> **AVAILABLE RECORDS**
================
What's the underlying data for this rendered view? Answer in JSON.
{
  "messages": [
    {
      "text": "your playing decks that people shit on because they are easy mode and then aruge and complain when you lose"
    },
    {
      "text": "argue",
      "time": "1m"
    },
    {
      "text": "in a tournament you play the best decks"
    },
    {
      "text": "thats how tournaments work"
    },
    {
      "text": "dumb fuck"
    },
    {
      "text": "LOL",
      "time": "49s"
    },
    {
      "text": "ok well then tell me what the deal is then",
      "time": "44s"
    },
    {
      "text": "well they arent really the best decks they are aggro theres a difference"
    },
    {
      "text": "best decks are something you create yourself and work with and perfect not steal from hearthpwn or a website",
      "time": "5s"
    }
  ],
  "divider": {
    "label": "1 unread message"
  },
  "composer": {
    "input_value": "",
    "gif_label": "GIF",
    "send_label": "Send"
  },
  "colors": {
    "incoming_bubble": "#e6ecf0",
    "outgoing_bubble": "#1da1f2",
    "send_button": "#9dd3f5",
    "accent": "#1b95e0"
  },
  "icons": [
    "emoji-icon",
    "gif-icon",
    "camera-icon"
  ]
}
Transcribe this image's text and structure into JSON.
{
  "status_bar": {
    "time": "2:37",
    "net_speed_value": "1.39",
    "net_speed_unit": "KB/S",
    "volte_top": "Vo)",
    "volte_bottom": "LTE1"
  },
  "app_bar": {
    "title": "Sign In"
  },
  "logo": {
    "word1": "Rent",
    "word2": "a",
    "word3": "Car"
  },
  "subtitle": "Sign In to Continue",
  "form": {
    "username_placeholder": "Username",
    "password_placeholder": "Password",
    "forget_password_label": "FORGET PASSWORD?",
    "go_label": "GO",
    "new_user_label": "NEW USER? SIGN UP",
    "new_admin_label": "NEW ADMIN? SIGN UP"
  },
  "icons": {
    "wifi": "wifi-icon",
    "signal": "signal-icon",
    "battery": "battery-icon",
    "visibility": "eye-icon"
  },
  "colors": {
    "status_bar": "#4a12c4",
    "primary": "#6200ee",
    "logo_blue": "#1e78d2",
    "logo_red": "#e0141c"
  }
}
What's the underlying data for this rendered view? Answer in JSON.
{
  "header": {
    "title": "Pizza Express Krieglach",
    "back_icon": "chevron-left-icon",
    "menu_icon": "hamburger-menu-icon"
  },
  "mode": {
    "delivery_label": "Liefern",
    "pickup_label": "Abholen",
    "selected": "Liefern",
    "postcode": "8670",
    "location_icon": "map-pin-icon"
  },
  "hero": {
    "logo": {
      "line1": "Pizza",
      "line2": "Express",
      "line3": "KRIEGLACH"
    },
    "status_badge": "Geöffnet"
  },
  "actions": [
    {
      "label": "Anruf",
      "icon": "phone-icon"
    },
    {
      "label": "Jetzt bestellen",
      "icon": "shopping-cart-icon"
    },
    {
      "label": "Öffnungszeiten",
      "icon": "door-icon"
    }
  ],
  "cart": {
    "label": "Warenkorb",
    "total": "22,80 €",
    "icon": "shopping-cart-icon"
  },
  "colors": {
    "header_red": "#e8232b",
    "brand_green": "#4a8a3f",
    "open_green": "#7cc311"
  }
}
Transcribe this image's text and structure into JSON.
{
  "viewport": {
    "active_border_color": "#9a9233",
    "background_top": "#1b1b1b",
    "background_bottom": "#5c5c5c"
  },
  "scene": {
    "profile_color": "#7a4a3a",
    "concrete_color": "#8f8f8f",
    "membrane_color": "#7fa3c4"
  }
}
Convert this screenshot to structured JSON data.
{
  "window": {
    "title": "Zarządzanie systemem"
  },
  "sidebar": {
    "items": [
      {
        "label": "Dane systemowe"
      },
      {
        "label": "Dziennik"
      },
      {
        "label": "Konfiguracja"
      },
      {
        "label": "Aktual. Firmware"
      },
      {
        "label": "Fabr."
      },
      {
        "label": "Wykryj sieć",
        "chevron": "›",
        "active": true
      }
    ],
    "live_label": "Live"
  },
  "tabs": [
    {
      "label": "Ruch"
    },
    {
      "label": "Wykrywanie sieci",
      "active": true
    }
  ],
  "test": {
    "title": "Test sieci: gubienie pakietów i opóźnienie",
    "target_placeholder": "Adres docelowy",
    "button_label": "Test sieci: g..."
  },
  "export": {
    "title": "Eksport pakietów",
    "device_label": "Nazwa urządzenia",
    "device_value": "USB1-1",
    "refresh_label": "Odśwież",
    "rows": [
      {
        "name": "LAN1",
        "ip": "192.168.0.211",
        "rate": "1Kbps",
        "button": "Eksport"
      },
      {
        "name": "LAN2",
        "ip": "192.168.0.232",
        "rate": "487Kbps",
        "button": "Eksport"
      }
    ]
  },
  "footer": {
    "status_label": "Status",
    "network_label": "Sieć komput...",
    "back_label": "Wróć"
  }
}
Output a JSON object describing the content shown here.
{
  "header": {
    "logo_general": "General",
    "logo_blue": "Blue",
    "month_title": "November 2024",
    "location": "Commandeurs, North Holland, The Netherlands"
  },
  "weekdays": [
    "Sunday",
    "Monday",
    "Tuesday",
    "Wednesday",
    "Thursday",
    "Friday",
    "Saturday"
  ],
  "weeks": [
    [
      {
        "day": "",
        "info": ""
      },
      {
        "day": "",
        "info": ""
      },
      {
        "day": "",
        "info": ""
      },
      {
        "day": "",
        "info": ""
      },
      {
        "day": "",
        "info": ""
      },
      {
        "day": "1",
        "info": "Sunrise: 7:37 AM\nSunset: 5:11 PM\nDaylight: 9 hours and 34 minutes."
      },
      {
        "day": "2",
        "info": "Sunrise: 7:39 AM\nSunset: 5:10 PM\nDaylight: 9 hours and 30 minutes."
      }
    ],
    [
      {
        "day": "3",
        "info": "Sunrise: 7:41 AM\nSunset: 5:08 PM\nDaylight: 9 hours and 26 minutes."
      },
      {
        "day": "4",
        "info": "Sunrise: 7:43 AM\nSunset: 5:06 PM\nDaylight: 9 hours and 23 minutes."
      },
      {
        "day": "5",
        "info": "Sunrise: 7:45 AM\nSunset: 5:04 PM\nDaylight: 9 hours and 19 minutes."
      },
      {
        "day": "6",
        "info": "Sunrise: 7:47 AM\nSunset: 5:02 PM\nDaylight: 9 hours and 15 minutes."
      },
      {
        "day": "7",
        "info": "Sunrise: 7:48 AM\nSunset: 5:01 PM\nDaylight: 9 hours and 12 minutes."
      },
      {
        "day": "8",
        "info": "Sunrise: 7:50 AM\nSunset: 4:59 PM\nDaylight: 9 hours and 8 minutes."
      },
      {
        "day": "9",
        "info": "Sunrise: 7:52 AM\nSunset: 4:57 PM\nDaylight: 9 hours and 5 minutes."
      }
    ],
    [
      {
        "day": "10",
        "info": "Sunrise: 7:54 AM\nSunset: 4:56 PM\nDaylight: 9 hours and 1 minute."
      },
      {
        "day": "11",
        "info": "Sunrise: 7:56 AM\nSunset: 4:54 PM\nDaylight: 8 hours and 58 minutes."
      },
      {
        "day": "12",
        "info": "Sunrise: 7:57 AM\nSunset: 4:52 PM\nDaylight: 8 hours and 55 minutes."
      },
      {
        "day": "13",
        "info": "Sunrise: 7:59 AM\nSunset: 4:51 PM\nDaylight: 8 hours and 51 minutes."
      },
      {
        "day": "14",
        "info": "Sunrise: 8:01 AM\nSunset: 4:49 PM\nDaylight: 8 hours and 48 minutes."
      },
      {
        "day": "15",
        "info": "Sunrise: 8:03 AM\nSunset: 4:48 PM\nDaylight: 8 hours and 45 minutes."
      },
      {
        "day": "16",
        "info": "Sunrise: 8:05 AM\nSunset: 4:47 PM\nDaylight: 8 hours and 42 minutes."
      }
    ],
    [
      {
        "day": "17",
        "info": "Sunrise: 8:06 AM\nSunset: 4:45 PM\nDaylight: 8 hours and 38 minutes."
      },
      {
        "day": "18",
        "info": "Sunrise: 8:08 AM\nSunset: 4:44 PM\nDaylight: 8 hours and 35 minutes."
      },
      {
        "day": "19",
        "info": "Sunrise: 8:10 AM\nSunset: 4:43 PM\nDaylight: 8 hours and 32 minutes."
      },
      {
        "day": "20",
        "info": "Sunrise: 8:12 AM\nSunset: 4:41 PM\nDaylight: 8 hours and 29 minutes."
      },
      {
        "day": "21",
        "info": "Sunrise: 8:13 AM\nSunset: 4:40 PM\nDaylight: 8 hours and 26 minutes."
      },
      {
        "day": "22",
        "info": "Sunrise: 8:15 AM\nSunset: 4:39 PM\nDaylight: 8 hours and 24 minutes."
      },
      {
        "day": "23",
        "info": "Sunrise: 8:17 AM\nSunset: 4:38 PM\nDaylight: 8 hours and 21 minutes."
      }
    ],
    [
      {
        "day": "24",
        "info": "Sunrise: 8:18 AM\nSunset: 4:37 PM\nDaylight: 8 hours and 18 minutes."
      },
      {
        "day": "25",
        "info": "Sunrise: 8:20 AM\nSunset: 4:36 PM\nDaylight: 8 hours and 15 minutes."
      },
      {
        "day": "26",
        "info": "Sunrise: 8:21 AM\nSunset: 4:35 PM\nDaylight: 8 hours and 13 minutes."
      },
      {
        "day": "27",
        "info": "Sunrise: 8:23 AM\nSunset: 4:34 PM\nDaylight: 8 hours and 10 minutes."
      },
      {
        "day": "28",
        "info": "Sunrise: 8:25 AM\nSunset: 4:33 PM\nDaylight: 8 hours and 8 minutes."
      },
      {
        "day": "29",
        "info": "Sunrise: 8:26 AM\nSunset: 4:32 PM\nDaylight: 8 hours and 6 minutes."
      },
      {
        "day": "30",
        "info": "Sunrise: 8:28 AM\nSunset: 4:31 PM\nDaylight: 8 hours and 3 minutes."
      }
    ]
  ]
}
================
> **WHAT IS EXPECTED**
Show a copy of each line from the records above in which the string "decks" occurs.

> **OUTPUT**
      "text": "your playing decks that people shit on because they are easy mode and then aruge and complain when you lose"
      "text": "in a tournament you play the best decks"
      "text": "well they arent really the best decks they are aggro theres a difference"
      "text": "best decks are something you create yourself and work with and perfect not steal from hearthpwn or a website",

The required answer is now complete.